[What you will do]:
Restate all the data exactly, so that each line is the same as before.
*** Block opens ***
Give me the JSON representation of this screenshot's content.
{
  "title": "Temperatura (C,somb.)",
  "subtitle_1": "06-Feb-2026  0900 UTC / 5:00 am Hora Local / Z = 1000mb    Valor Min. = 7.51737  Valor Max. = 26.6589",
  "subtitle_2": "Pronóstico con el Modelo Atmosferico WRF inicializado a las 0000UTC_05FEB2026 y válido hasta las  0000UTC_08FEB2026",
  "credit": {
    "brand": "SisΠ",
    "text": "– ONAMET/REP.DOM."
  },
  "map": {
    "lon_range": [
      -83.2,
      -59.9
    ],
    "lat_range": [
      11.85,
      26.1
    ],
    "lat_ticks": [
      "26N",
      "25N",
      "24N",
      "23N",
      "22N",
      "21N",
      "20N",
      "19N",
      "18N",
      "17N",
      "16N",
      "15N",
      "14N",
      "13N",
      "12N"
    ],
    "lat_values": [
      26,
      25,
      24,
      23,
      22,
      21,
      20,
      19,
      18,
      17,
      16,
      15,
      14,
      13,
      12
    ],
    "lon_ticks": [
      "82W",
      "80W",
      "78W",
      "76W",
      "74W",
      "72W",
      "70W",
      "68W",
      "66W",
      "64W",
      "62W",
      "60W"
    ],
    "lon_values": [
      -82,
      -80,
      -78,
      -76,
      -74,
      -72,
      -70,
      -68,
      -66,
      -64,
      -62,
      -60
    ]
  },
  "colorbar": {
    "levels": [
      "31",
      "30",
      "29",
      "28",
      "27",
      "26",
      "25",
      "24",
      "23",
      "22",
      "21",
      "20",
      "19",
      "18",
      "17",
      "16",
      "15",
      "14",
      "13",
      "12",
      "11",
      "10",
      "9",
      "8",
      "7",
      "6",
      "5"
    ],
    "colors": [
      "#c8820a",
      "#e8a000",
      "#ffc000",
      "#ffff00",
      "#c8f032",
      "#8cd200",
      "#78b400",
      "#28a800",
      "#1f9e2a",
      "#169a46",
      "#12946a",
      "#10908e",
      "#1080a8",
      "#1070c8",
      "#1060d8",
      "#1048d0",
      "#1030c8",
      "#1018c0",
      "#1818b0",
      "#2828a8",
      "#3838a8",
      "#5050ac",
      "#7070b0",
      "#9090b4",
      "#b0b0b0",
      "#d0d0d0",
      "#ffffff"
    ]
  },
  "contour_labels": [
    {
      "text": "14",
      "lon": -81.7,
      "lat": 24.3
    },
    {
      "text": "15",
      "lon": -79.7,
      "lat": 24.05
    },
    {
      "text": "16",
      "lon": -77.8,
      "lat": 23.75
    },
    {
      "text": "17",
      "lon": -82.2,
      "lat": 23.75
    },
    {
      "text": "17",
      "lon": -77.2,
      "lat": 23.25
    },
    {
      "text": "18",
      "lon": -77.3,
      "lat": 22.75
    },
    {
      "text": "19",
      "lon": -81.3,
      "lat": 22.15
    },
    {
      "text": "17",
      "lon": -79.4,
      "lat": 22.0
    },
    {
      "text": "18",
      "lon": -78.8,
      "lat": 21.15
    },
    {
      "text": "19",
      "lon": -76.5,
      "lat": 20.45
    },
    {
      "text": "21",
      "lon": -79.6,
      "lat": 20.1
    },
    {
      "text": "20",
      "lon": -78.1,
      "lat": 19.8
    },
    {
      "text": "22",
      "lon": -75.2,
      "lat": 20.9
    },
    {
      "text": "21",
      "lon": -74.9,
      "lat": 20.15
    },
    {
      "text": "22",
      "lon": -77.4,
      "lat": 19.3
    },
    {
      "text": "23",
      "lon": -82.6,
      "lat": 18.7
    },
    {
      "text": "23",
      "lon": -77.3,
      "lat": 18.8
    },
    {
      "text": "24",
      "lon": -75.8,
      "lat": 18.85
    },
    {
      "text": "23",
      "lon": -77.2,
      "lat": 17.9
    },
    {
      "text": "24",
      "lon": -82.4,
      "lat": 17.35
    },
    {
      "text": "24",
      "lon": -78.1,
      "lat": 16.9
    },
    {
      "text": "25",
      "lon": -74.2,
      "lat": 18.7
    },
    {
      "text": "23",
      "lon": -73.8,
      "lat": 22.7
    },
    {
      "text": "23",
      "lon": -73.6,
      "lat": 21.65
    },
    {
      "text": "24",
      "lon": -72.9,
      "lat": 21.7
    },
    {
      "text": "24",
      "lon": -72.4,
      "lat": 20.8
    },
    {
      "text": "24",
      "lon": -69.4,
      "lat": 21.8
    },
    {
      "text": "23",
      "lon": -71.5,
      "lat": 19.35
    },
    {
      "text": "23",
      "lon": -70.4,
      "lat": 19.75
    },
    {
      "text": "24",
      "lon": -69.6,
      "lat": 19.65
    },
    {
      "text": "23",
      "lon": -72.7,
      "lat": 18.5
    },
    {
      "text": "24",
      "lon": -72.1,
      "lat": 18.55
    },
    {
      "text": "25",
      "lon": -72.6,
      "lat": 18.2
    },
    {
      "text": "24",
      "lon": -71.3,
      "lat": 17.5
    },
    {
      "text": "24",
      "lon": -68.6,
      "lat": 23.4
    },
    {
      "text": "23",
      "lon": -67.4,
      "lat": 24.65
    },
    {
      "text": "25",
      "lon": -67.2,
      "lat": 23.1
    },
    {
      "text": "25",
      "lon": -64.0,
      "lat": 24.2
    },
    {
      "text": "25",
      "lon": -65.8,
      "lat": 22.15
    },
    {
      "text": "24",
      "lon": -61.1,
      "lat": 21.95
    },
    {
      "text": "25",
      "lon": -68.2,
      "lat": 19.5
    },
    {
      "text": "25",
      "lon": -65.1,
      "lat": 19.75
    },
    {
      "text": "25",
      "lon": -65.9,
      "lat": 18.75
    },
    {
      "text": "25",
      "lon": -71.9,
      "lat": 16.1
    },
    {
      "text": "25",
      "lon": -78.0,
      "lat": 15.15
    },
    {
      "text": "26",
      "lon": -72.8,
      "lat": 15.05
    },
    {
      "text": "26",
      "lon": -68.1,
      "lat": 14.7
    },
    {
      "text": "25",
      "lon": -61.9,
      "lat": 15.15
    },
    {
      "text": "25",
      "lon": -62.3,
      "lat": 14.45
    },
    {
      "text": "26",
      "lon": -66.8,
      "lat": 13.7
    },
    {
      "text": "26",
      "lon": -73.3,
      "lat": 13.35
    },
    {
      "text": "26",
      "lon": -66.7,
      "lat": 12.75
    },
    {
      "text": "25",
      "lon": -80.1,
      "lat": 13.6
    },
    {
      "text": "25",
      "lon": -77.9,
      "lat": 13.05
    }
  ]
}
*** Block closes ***
[Result of the exercise]:
Give me the JSON representation of this screenshot's content.
{
  "title": "Temperatura (C,somb.)",
  "subtitle_1": "06-Feb-2026  0900 UTC / 5:00 am Hora Local / Z = 1000mb    Valor Min. = 7.51737  Valor Max. = 26.6589",
  "subtitle_2": "Pronóstico con el Modelo Atmosferico WRF inicializado a las 0000UTC_05FEB2026 y válido hasta las  0000UTC_08FEB2026",
  "credit": {
    "brand": "SisΠ",
    "text": "– ONAMET/REP.DOM."
  },
  "map": {
    "lon_range": [
      -83.2,
      -59.9
    ],
    "lat_range": [
      11.85,
      26.1
    ],
    "lat_ticks": [
      "26N",
      "25N",
      "24N",
      "23N",
      "22N",
      "21N",
      "20N",
      "19N",
      "18N",
      "17N",
      "16N",
      "15N",
      "14N",
      "13N",
      "12N"
    ],
    "lat_values": [
      26,
      25,
      24,
      23,
      22,
      21,
      20,
      19,
      18,
      17,
      16,
      15,
      14,
      13,
      12
    ],
    "lon_ticks": [
      "82W",
      "80W",
      "78W",
      "76W",
      "74W",
      "72W",
      "70W",
      "68W",
      "66W",
      "64W",
      "62W",
      "60W"
    ],
    "lon_values": [
      -82,
      -80,
      -78,
      -76,
      -74,
      -72,
      -70,
      -68,
      -66,
      -64,
      -62,
      -60
    ]
  },
  "colorbar": {
    "levels": [
      "31",
      "30",
      "29",
      "28",
      "27",
      "26",
      "25",
      "24",
      "23",
      "22",
      "21",
      "20",
      "19",
      "18",
      "17",
      "16",
      "15",
      "14",
      "13",
      "12",
      "11",
      "10",
      "9",
      "8",
      "7",
      "6",
      "5"
    ],
    "colors": [
      "#c8820a",
      "#e8a000",
      "#ffc000",
      "#ffff00",
      "#c8f032",
      "#8cd200",
      "#78b400",
      "#28a800",
      "#1f9e2a",
      "#169a46",
      "#12946a",
      "#10908e",
      "#1080a8",
      "#1070c8",
      "#1060d8",
      "#1048d0",
      "#1030c8",
      "#1018c0",
      "#1818b0",
      "#2828a8",
      "#3838a8",
      "#5050ac",
      "#7070b0",
      "#9090b4",
      "#b0b0b0",
      "#d0d0d0",
      "#ffffff"
    ]
  },
  "contour_labels": [
    {
      "text": "14",
      "lon": -81.7,
      "lat": 24.3
    },
    {
      "text": "15",
      "lon": -79.7,
      "lat": 24.05
    },
    {
      "text": "16",
      "lon": -77.8,
      "lat": 23.75
    },
    {
      "text": "17",
      "lon": -82.2,
      "lat": 23.75
    },
    {
      "text": "17",
      "lon": -77.2,
      "lat": 23.25
    },
    {
      "text": "18",
      "lon": -77.3,
      "lat": 22.75
    },
    {
      "text": "19",
      "lon": -81.3,
      "lat": 22.15
    },
    {
      "text": "17",
      "lon": -79.4,
      "lat": 22.0
    },
    {
      "text": "18",
      "lon": -78.8,
      "lat": 21.15
    },
    {
      "text": "19",
      "lon": -76.5,
      "lat": 20.45
    },
    {
      "text": "21",
      "lon": -79.6,
      "lat": 20.1
    },
    {
      "text": "20",
      "lon": -78.1,
      "lat": 19.8
    },
    {
      "text": "22",
      "lon": -75.2,
      "lat": 20.9
    },
    {
      "text": "21",
      "lon": -74.9,
      "lat": 20.15
    },
    {
      "text": "22",
      "lon": -77.4,
      "lat": 19.3
    },
    {
      "text": "23",
      "lon": -82.6,
      "lat": 18.7
    },
    {
      "text": "23",
      "lon": -77.3,
      "lat": 18.8
    },
    {
      "text": "24",
      "lon": -75.8,
      "lat": 18.85
    },
    {
      "text": "23",
      "lon": -77.2,
      "lat": 17.9
    },
    {
      "text": "24",
      "lon": -82.4,
      "lat": 17.35
    },
    {
      "text": "24",
      "lon": -78.1,
      "lat": 16.9
    },
    {
      "text": "25",
      "lon": -74.2,
      "lat": 18.7
    },
    {
      "text": "23",
      "lon": -73.8,
      "lat": 22.7
    },
    {
      "text": "23",
      "lon": -73.6,
      "lat": 21.65
    },
    {
      "text": "24",
      "lon": -72.9,
      "lat": 21.7
    },
    {
      "text": "24",
      "lon": -72.4,
      "lat": 20.8
    },
    {
      "text": "24",
      "lon": -69.4,
      "lat": 21.8
    },
    {
      "text": "23",
      "lon": -71.5,
      "lat": 19.35
    },
    {
      "text": "23",
      "lon": -70.4,
      "lat": 19.75
    },
    {
      "text": "24",
      "lon": -69.6,
      "lat": 19.65
    },
    {
      "text": "23",
      "lon": -72.7,
      "lat": 18.5
    },
    {
      "text": "24",
      "lon": -72.1,
      "lat": 18.55
    },
    {
      "text": "25",
      "lon": -72.6,
      "lat": 18.2
    },
    {
      "text": "24",
      "lon": -71.3,
      "lat": 17.5
    },
    {
      "text": "24",
      "lon": -68.6,
      "lat": 23.4
    },
    {
      "text": "23",
      "lon": -67.4,
      "lat": 24.65
    },
    {
      "text": "25",
      "lon": -67.2,
      "lat": 23.1
    },
    {
      "text": "25",
      "lon": -64.0,
      "lat": 24.2
    },
    {
      "text": "25",
      "lon": -65.8,
      "lat": 22.15
    },
    {
      "text": "24",
      "lon": -61.1,
      "lat": 21.95
    },
    {
      "text": "25",
      "lon": -68.2,
      "lat": 19.5
    },
    {
      "text": "25",
      "lon": -65.1,
      "lat": 19.75
    },
    {
      "text": "25",
      "lon": -65.9,
      "lat": 18.75
    },
    {
      "text": "25",
      "lon": -71.9,
      "lat": 16.1
    },
    {
      "text": "25",
      "lon": -78.0,
      "lat": 15.15
    },
    {
      "text": "26",
      "lon": -72.8,
      "lat": 15.05
    },
    {
      "text": "26",
      "lon": -68.1,
      "lat": 14.7
    },
    {
      "text": "25",
      "lon": -61.9,
      "lat": 15.15
    },
    {
      "text": "25",
      "lon": -62.3,
      "lat": 14.45
    },
    {
      "text": "26",
      "lon": -66.8,
      "lat": 13.7
    },
    {
      "text": "26",
      "lon": -73.3,
      "lat": 13.35
    },
    {
      "text": "26",
      "lon": -66.7,
      "lat": 12.75
    },
    {
      "text": "25",
      "lon": -80.1,
      "lat": 13.6
    },
    {
      "text": "25",
      "lon": -77.9,
      "lat": 13.05
    }
  ]
}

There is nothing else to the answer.